Exercise description - Each line in the records below that has the word "false" should be copied.

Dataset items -
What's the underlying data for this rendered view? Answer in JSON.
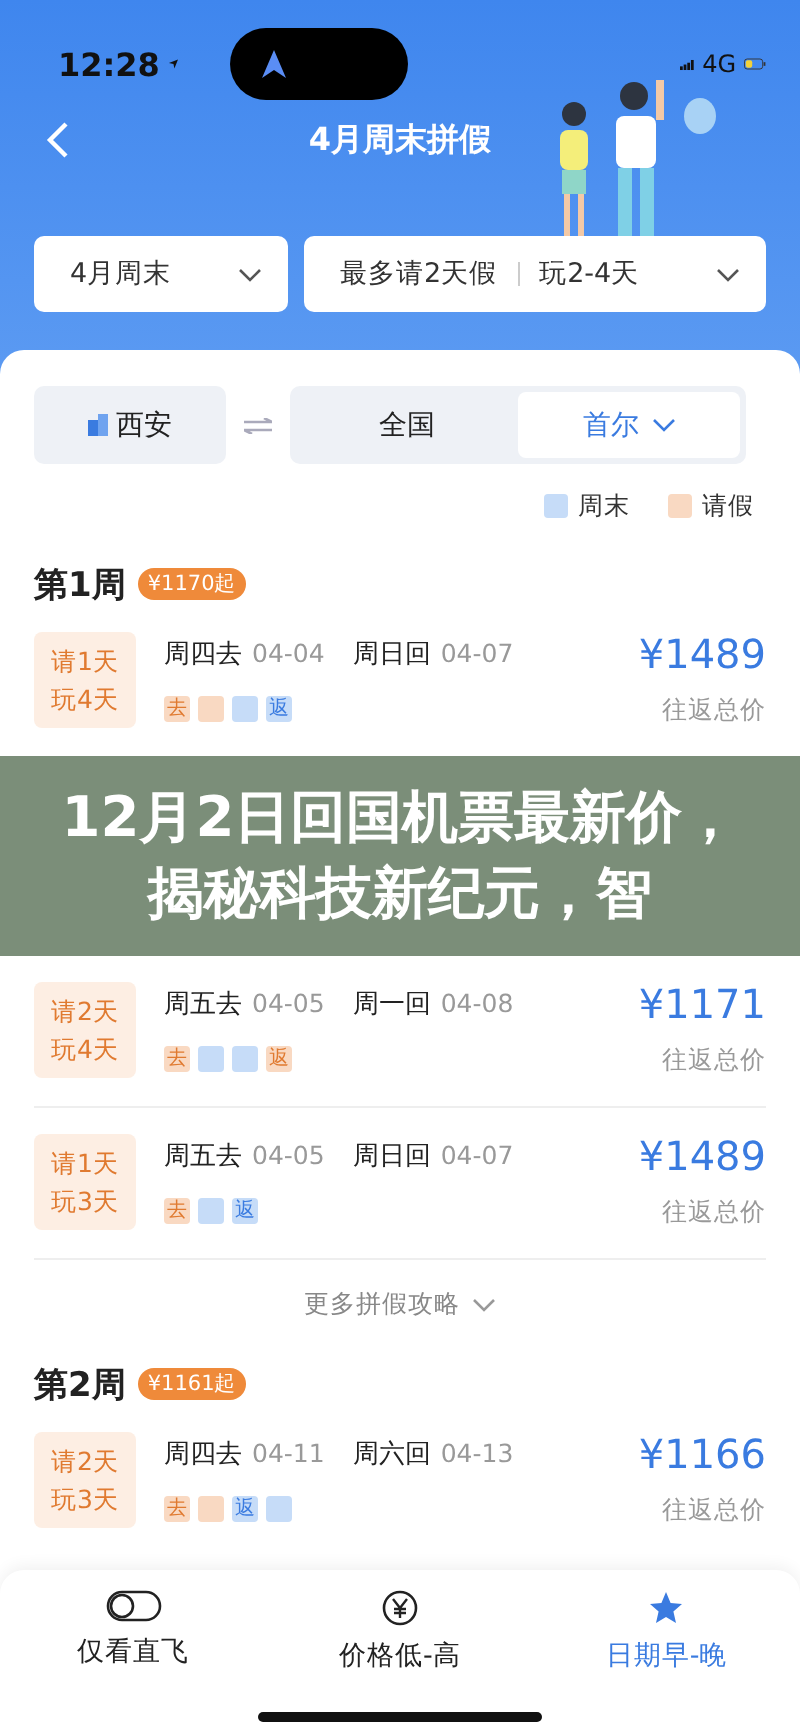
{
  "status_bar": {
    "time": "12:28",
    "network": "4G"
  },
  "nav": {
    "title": "4月周末拼假"
  },
  "filters": [
    {
      "label": "4月周末"
    },
    {
      "label": "最多请2天假",
      "label_2": "玩2-4天"
    }
  ],
  "route": {
    "origin": "西安",
    "destinations": [
      {
        "label": "全国",
        "selected": false
      },
      {
        "label": "首尔",
        "selected": true
      }
    ]
  },
  "legend": [
    {
      "kind": "weekend",
      "label": "周末"
    },
    {
      "kind": "leave",
      "label": "请假"
    }
  ],
  "weeks": [
    {
      "title": "第1周",
      "badge": "¥1170起",
      "trips": [
        {
          "leave": "请1天",
          "play": "玩4天",
          "depart_day": "周四去",
          "depart_date": "04-04",
          "return_day": "周日回",
          "return_date": "04-07",
          "price": "¥1489",
          "price_note": "往返总价",
          "days": [
            {
              "kind": "leave",
              "label": "去"
            },
            {
              "kind": "leave"
            },
            {
              "kind": "weekend"
            },
            {
              "kind": "weekend",
              "label": "返"
            }
          ]
        }
      ]
    },
    {
      "kind": "banner",
      "text": "12月2日回国机票最新价，揭秘科技新纪元，智"
    },
    {
      "trips": [
        {
          "leave": "请2天",
          "play": "玩4天",
          "depart_day": "周五去",
          "depart_date": "04-05",
          "return_day": "周一回",
          "return_date": "04-08",
          "price": "¥1171",
          "price_note": "往返总价",
          "days": [
            {
              "kind": "leave",
              "label": "去"
            },
            {
              "kind": "weekend"
            },
            {
              "kind": "weekend"
            },
            {
              "kind": "leave",
              "label": "返"
            }
          ]
        },
        {
          "leave": "请1天",
          "play": "玩3天",
          "depart_day": "周五去",
          "depart_date": "04-05",
          "return_day": "周日回",
          "return_date": "04-07",
          "price": "¥1489",
          "price_note": "往返总价",
          "days": [
            {
              "kind": "leave",
              "label": "去"
            },
            {
              "kind": "weekend"
            },
            {
              "kind": "weekend",
              "label": "返"
            }
          ]
        }
      ],
      "more": "更多拼假攻略"
    },
    {
      "title": "第2周",
      "badge": "¥1161起",
      "trips": [
        {
          "leave": "请2天",
          "play": "玩3天",
          "depart_day": "周四去",
          "depart_date": "04-11",
          "return_day": "周六回",
          "return_date": "04-13",
          "price": "¥1166",
          "price_note": "往返总价",
          "days": [
            {
              "kind": "leave",
              "label": "去"
            },
            {
              "kind": "leave"
            },
            {
              "kind": "weekend",
              "label": "返"
            },
            {
              "kind": "weekend"
            }
          ]
        }
      ]
    }
  ],
  "bottom_bar": [
    {
      "kind": "toggle",
      "label": "仅看直飞",
      "on": false,
      "selected": false
    },
    {
      "kind": "price",
      "label": "价格低-高",
      "selected": false
    },
    {
      "kind": "star",
      "label": "日期早-晚",
      "selected": true
    }
  ]
}
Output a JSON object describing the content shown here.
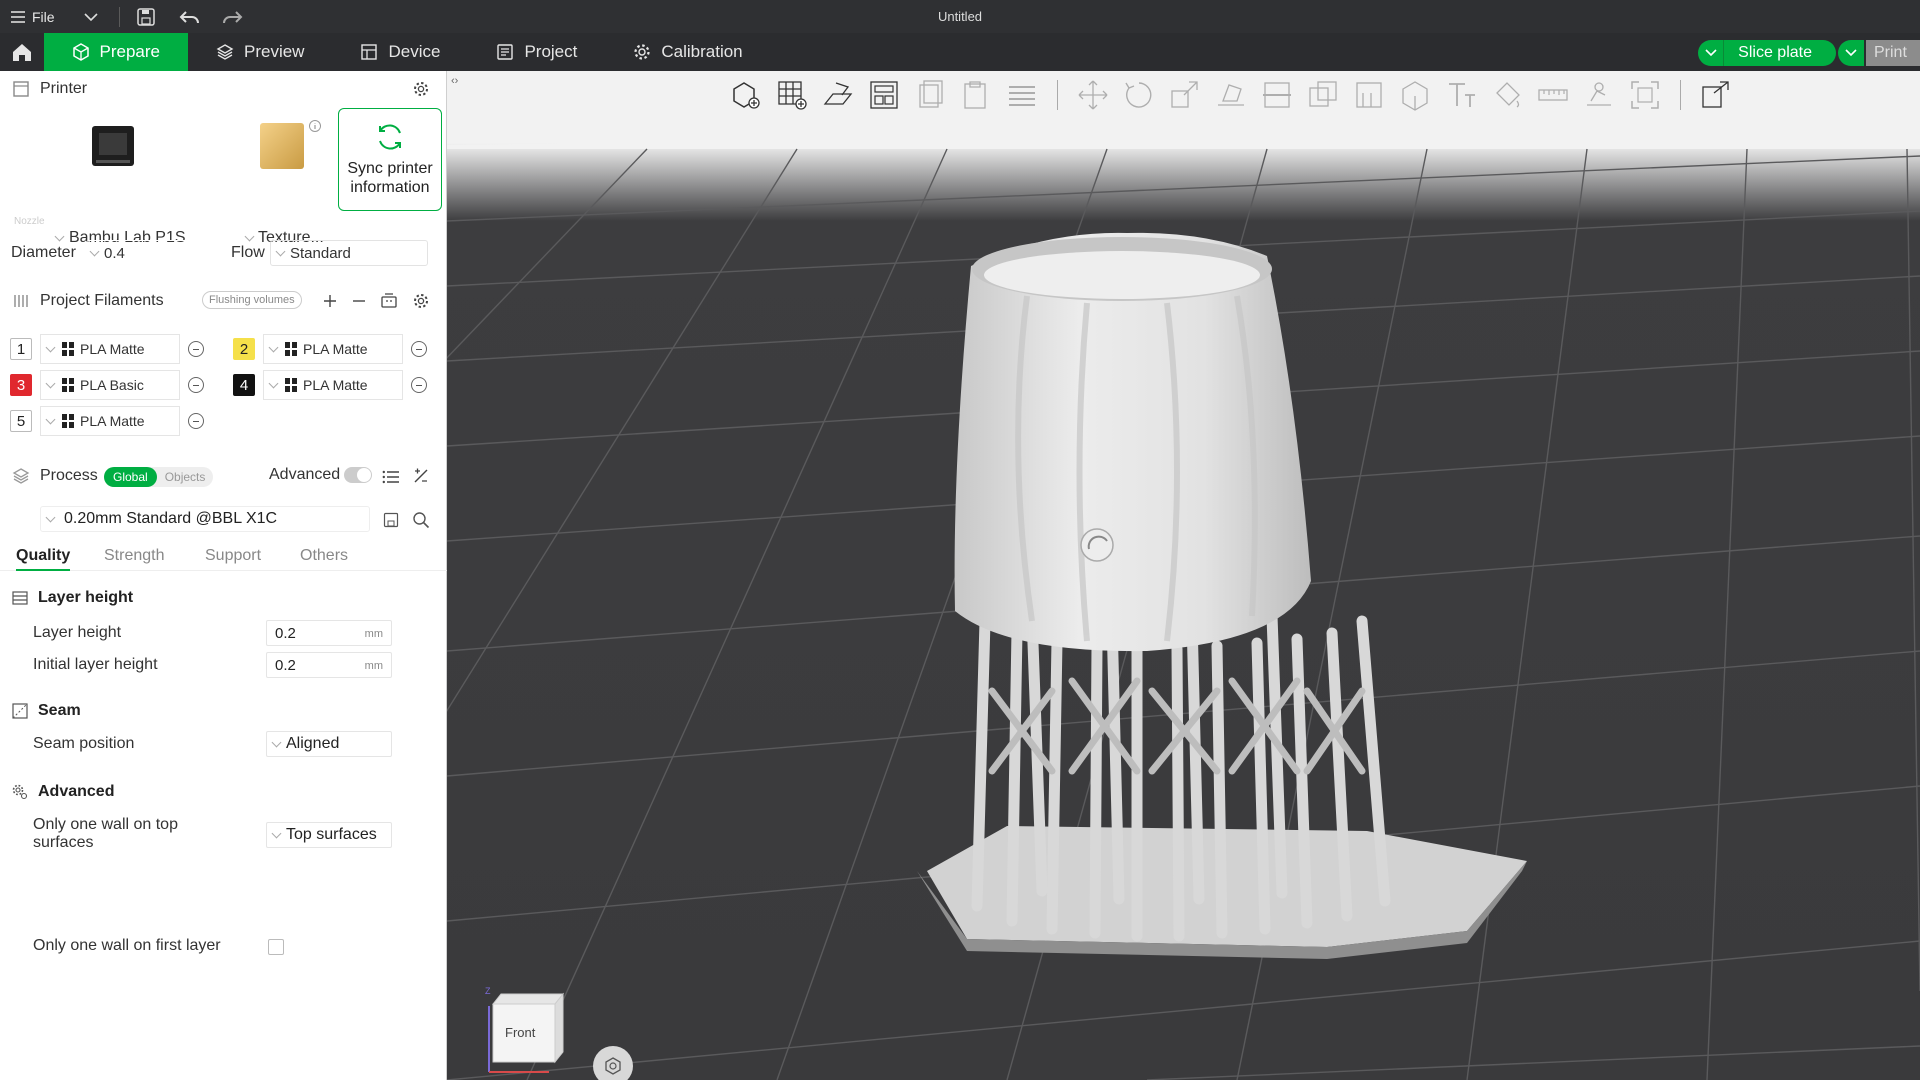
{
  "titlebar": {
    "file_label": "File",
    "title": "Untitled"
  },
  "tabs": [
    {
      "label": "Prepare",
      "active": true
    },
    {
      "label": "Preview"
    },
    {
      "label": "Device"
    },
    {
      "label": "Project"
    },
    {
      "label": "Calibration"
    }
  ],
  "actions": {
    "slice_label": "Slice plate",
    "print_label": "Print"
  },
  "printer": {
    "section_title": "Printer",
    "model": "Bambu Lab P1S",
    "plate": "Texture...",
    "sync_line1": "Sync printer",
    "sync_line2": "information",
    "nozzle_label": "Nozzle",
    "diameter_label": "Diameter",
    "diameter_value": "0.4",
    "flow_label": "Flow",
    "flow_value": "Standard"
  },
  "filaments": {
    "section_title": "Project Filaments",
    "flushing_label": "Flushing volumes",
    "items": [
      {
        "num": "1",
        "name": "PLA Matte",
        "color": "#ffffff",
        "text": "#222222"
      },
      {
        "num": "2",
        "name": "PLA Matte",
        "color": "#f5e04a",
        "text": "#222222"
      },
      {
        "num": "3",
        "name": "PLA Basic",
        "color": "#e0282e",
        "text": "#ffffff"
      },
      {
        "num": "4",
        "name": "PLA Matte",
        "color": "#111111",
        "text": "#ffffff"
      },
      {
        "num": "5",
        "name": "PLA Matte",
        "color": "#ffffff",
        "text": "#222222"
      }
    ]
  },
  "process": {
    "section_title": "Process",
    "global_label": "Global",
    "objects_label": "Objects",
    "advanced_label": "Advanced",
    "advanced_on": false,
    "preset": "0.20mm Standard @BBL X1C",
    "tabs": [
      "Quality",
      "Strength",
      "Support",
      "Others"
    ],
    "layer_height_group": "Layer height",
    "layer_height_label": "Layer height",
    "layer_height_value": "0.2",
    "initial_layer_label": "Initial layer height",
    "initial_layer_value": "0.2",
    "unit": "mm",
    "seam_group": "Seam",
    "seam_position_label": "Seam position",
    "seam_position_value": "Aligned",
    "advanced_group": "Advanced",
    "one_wall_top_label_1": "Only one wall on top",
    "one_wall_top_label_2": "surfaces",
    "one_wall_top_value": "Top surfaces",
    "one_wall_first_label": "Only one wall on first layer",
    "one_wall_first_checked": false
  },
  "viewport": {
    "navcube_face": "Front",
    "axis_z": "Z"
  },
  "colors": {
    "accent": "#00ae42",
    "topbar": "#2f3033",
    "bed": "#3a3a3c",
    "model": "#d9d9d9"
  }
}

Expected answer -
        "selected": false
      "on": false,
      "selected": false
      "selected": false
    "advanced_on": false,
    "one_wall_first_checked": false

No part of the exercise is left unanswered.